- _Exercise directions_:
Reproduce the data that follows character for character, but omit its pictures.

- _Records for processing_:
•••

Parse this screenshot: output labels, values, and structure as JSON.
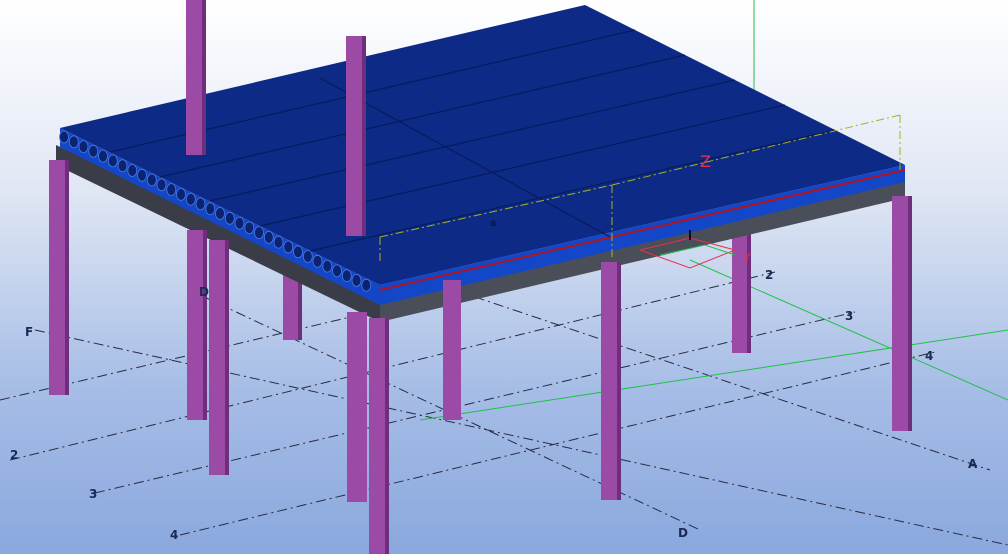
{
  "window": {
    "title": ""
  },
  "view": {
    "type": "3d-model-view",
    "background_top": "#ffffff",
    "background_bottom": "#8aa8de"
  },
  "colors": {
    "slab": "#0c2a86",
    "slab_side": "#1446c8",
    "slab_dark": "#071c5c",
    "beam": "#3a3d47",
    "column": "#9b4aa6",
    "column_dark": "#6f2e7c",
    "gridline": "#2a2a40",
    "red_edge": "#b0141e",
    "axis": "#e0344c",
    "green_guide": "#22c04a",
    "work_area": "#a8b020"
  },
  "grid_labels": [
    {
      "id": "F",
      "text": "F"
    },
    {
      "id": "D1",
      "text": "D"
    },
    {
      "id": "D2",
      "text": "D"
    },
    {
      "id": "A",
      "text": "A"
    },
    {
      "id": "L2a",
      "text": "2"
    },
    {
      "id": "L3a",
      "text": "3"
    },
    {
      "id": "L4a",
      "text": "4"
    },
    {
      "id": "L2b",
      "text": "2"
    },
    {
      "id": "L3b",
      "text": "3"
    },
    {
      "id": "L4b",
      "text": "4"
    }
  ],
  "axes": {
    "z": "Z",
    "y": "Y"
  },
  "marks": {
    "a": "a"
  }
}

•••

- _Worked solution_:
Parse this screenshot: output labels, values, and structure as JSON.
{
  "window": {
    "title": ""
  },
  "view": {
    "type": "3d-model-view",
    "background_top": "#ffffff",
    "background_bottom": "#8aa8de"
  },
  "colors": {
    "slab": "#0c2a86",
    "slab_side": "#1446c8",
    "slab_dark": "#071c5c",
    "beam": "#3a3d47",
    "column": "#9b4aa6",
    "column_dark": "#6f2e7c",
    "gridline": "#2a2a40",
    "red_edge": "#b0141e",
    "axis": "#e0344c",
    "green_guide": "#22c04a",
    "work_area": "#a8b020"
  },
  "grid_labels": [
    {
      "id": "F",
      "text": "F"
    },
    {
      "id": "D1",
      "text": "D"
    },
    {
      "id": "D2",
      "text": "D"
    },
    {
      "id": "A",
      "text": "A"
    },
    {
      "id": "L2a",
      "text": "2"
    },
    {
      "id": "L3a",
      "text": "3"
    },
    {
      "id": "L4a",
      "text": "4"
    },
    {
      "id": "L2b",
      "text": "2"
    },
    {
      "id": "L3b",
      "text": "3"
    },
    {
      "id": "L4b",
      "text": "4"
    }
  ],
  "axes": {
    "z": "Z",
    "y": "Y"
  },
  "marks": {
    "a": "a"
  }
}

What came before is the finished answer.